● Work item
Pull out each line of the data that includes the word "without".

────────────────

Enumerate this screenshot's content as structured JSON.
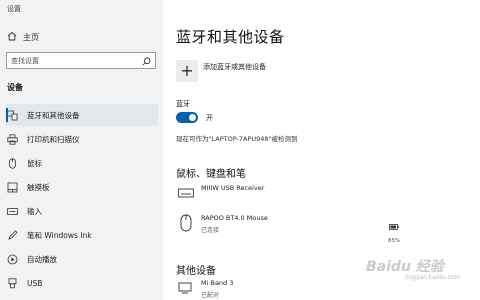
{
  "window": {
    "title": "设置"
  },
  "sidebar": {
    "home_label": "主页",
    "search_placeholder": "查找设置",
    "section_label": "设备",
    "items": [
      {
        "label": "蓝牙和其他设备",
        "icon": "bluetooth-devices-icon",
        "active": true
      },
      {
        "label": "打印机和扫描仪",
        "icon": "printer-icon"
      },
      {
        "label": "鼠标",
        "icon": "mouse-icon"
      },
      {
        "label": "触摸板",
        "icon": "touchpad-icon"
      },
      {
        "label": "输入",
        "icon": "keyboard-icon"
      },
      {
        "label": "笔和 Windows Ink",
        "icon": "pen-icon"
      },
      {
        "label": "自动播放",
        "icon": "autoplay-icon"
      },
      {
        "label": "USB",
        "icon": "usb-icon"
      }
    ]
  },
  "main": {
    "title": "蓝牙和其他设备",
    "add_device_label": "添加蓝牙或其他设备",
    "bluetooth_label": "蓝牙",
    "toggle_state": "开",
    "discoverable_text": "现在可作为\"LAPTOP-7APU948\"被检测到",
    "mouse_section": {
      "title": "鼠标、键盘和笔",
      "devices": [
        {
          "name": "MIIIW USB Receiver",
          "status": "",
          "icon": "keyboard-device-icon"
        },
        {
          "name": "RAPOO BT4.0 Mouse",
          "status": "已连接",
          "icon": "mouse-device-icon",
          "battery": "85%"
        }
      ]
    },
    "other_section": {
      "title": "其他设备",
      "devices": [
        {
          "name": "Mi Band 3",
          "status": "已配对",
          "icon": "band-device-icon"
        }
      ]
    }
  },
  "watermark": {
    "text": "Baidu 经验",
    "sub": "jingyan.baidu.com"
  },
  "colors": {
    "accent": "#0063b1",
    "sidebar_bg": "#f0f2f4"
  }
}
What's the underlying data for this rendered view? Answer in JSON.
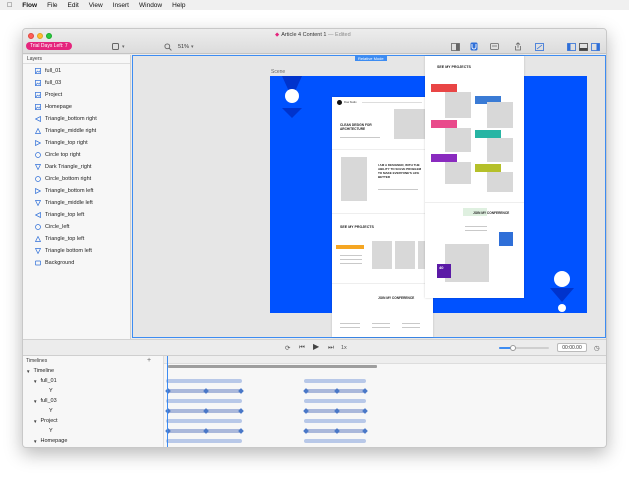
{
  "menubar": {
    "apple": "",
    "app": "Flow",
    "items": [
      "File",
      "Edit",
      "View",
      "Insert",
      "Window",
      "Help"
    ]
  },
  "window": {
    "trial_badge": "Trial Days Left: 7",
    "doc_title": "Article 4 Content 1",
    "doc_status": "— Edited",
    "zoom": "51%"
  },
  "sidebar": {
    "header": "Layers",
    "layers": [
      {
        "label": "full_01",
        "icon": "image-icon"
      },
      {
        "label": "full_03",
        "icon": "image-icon"
      },
      {
        "label": "Project",
        "icon": "image-icon"
      },
      {
        "label": "Homepage",
        "icon": "image-icon"
      },
      {
        "label": "Triangle_bottom right",
        "icon": "triangle-left-icon"
      },
      {
        "label": "Triangle_middle right",
        "icon": "triangle-up-icon"
      },
      {
        "label": "Triangle_top right",
        "icon": "triangle-right-icon"
      },
      {
        "label": "Circle top right",
        "icon": "circle-icon"
      },
      {
        "label": "Dark Triangle_right",
        "icon": "triangle-down-icon"
      },
      {
        "label": "Circle_bottom right",
        "icon": "circle-icon"
      },
      {
        "label": "Triangle_bottom left",
        "icon": "triangle-right-icon"
      },
      {
        "label": "Triangle_middle left",
        "icon": "triangle-down-icon"
      },
      {
        "label": "Triangle_top left",
        "icon": "triangle-left-icon"
      },
      {
        "label": "Circle_left",
        "icon": "circle-icon"
      },
      {
        "label": "Triangle_top left",
        "icon": "triangle-up-icon"
      },
      {
        "label": "Triangle bottom left",
        "icon": "triangle-down-icon"
      },
      {
        "label": "Background",
        "icon": "rectangle-icon"
      }
    ]
  },
  "canvas": {
    "mode_badge": "Relative Mode",
    "scene_label": "Scene",
    "accent": "#0052ff",
    "selection": "#3d8cf2",
    "mock": {
      "heading1": "CLEAN DESIGN FOR ARCHITECTURE",
      "heading2": "I AM A DESIGNER, WITH THE ABILITY TO SOLVE PROBLEM TO MAKE EVERYONE'S LIFE BETTER",
      "heading3": "SEE MY PROJECTS",
      "heading4": "JOIN MY CONFERENCE",
      "heading5": "SEE MY PROJECTS",
      "heading6": "JOIN MY CONFERENCE",
      "logo": "Flow Studio",
      "badge1": "40"
    }
  },
  "playback": {
    "speed": "1x",
    "time": "00:00.00"
  },
  "timelines": {
    "header": "Timelines",
    "rows": [
      {
        "label": "Timeline",
        "indent": 0,
        "caret": "▼"
      },
      {
        "label": "full_01",
        "indent": 1,
        "caret": "▼"
      },
      {
        "label": "Y",
        "indent": 2,
        "caret": ""
      },
      {
        "label": "full_03",
        "indent": 1,
        "caret": "▼"
      },
      {
        "label": "Y",
        "indent": 2,
        "caret": ""
      },
      {
        "label": "Project",
        "indent": 1,
        "caret": "▼"
      },
      {
        "label": "Y",
        "indent": 2,
        "caret": ""
      },
      {
        "label": "Homepage",
        "indent": 1,
        "caret": "▼"
      }
    ]
  }
}
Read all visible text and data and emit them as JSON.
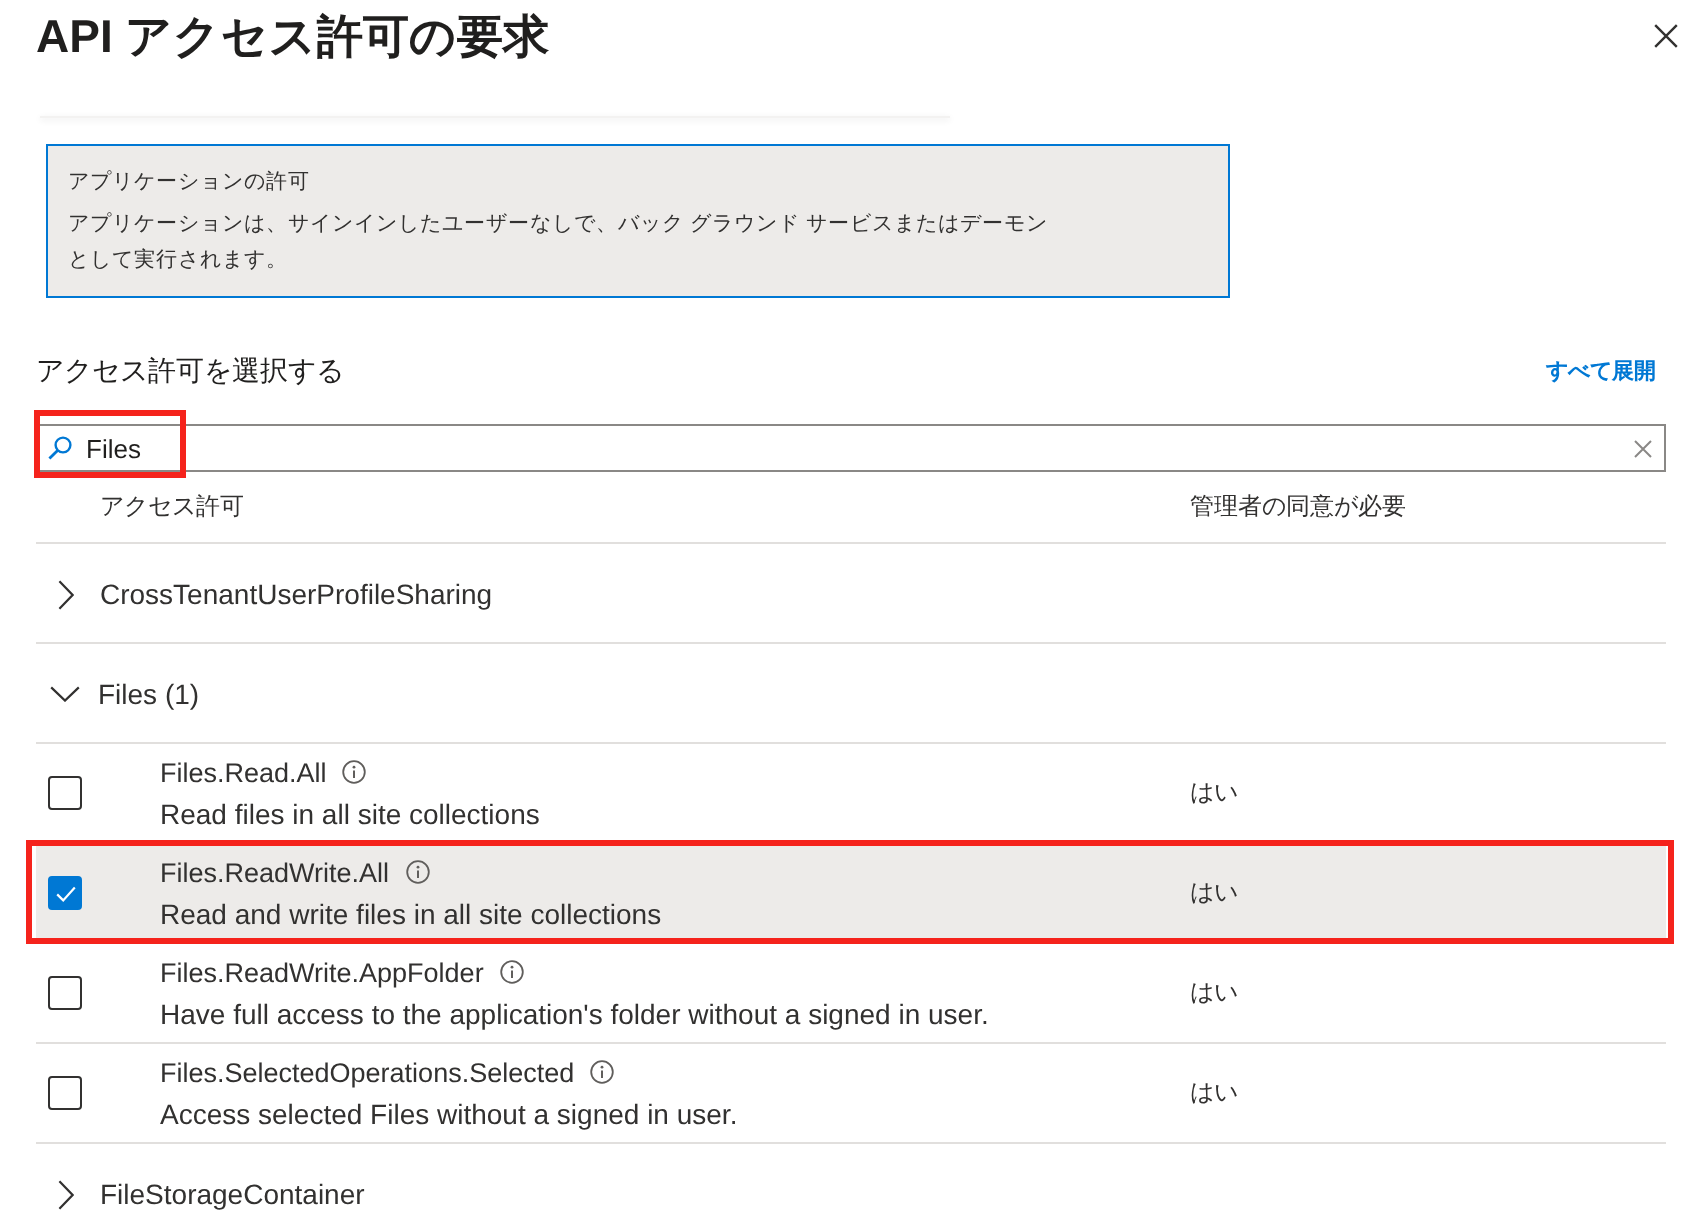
{
  "window": {
    "title": "API アクセス許可の要求"
  },
  "notice": {
    "title": "アプリケーションの許可",
    "text": "アプリケーションは、サインインしたユーザーなしで、バック グラウンド サービスまたはデーモンとして実行されます。"
  },
  "section": {
    "title": "アクセス許可を選択する",
    "expand_all": "すべて展開"
  },
  "search": {
    "value": "Files",
    "highlighted": true
  },
  "table": {
    "columns": [
      "アクセス許可",
      "管理者の同意が必要"
    ],
    "groups": [
      {
        "label": "CrossTenantUserProfileSharing",
        "expanded": false
      },
      {
        "label": "Files (1)",
        "expanded": true,
        "permissions": [
          {
            "name": "Files.Read.All",
            "description": "Read files in all site collections",
            "admin_consent": "はい",
            "checked": false,
            "highlighted": false
          },
          {
            "name": "Files.ReadWrite.All",
            "description": "Read and write files in all site collections",
            "admin_consent": "はい",
            "checked": true,
            "highlighted": true
          },
          {
            "name": "Files.ReadWrite.AppFolder",
            "description": "Have full access to the application's folder without a signed in user.",
            "admin_consent": "はい",
            "checked": false,
            "highlighted": false
          },
          {
            "name": "Files.SelectedOperations.Selected",
            "description": "Access selected Files without a signed in user.",
            "admin_consent": "はい",
            "checked": false,
            "highlighted": false
          }
        ]
      },
      {
        "label": "FileStorageContainer",
        "expanded": false
      }
    ]
  }
}
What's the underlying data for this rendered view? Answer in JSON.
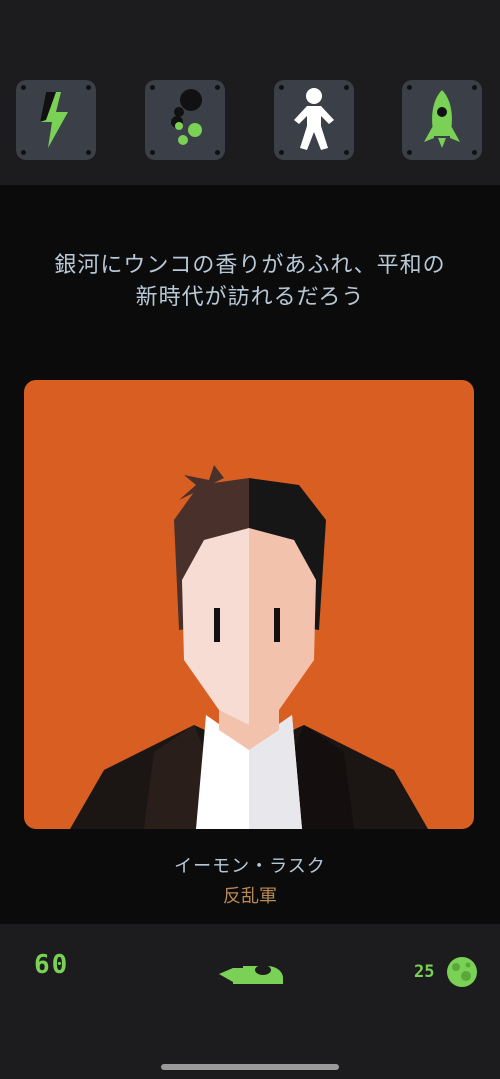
{
  "stats": [
    {
      "name": "energy",
      "icon": "lightning-icon"
    },
    {
      "name": "poop",
      "icon": "poop-balls-icon"
    },
    {
      "name": "people",
      "icon": "person-icon"
    },
    {
      "name": "rocket",
      "icon": "rocket-icon"
    }
  ],
  "message": {
    "line1": "銀河にウンコの香りがあふれ、平和の",
    "line2": "新時代が訪れるだろう"
  },
  "character": {
    "name": "イーモン・ラスク",
    "faction": "反乱軍",
    "portrait_icon": "portrait-man-in-suit"
  },
  "bottom": {
    "left_count": "60",
    "right_count": "25",
    "center_icon": "spaceship-icon",
    "right_icon": "planet-icon"
  },
  "colors": {
    "accent_green": "#7bd155",
    "card_orange": "#d85f21",
    "text_blue": "#b8c8d6",
    "faction_gold": "#b98a55"
  }
}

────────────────

● Problem solution
            "description": "Have full access to the application's folder without a signed in user.",
            "description": "Access selected Files without a signed in user.",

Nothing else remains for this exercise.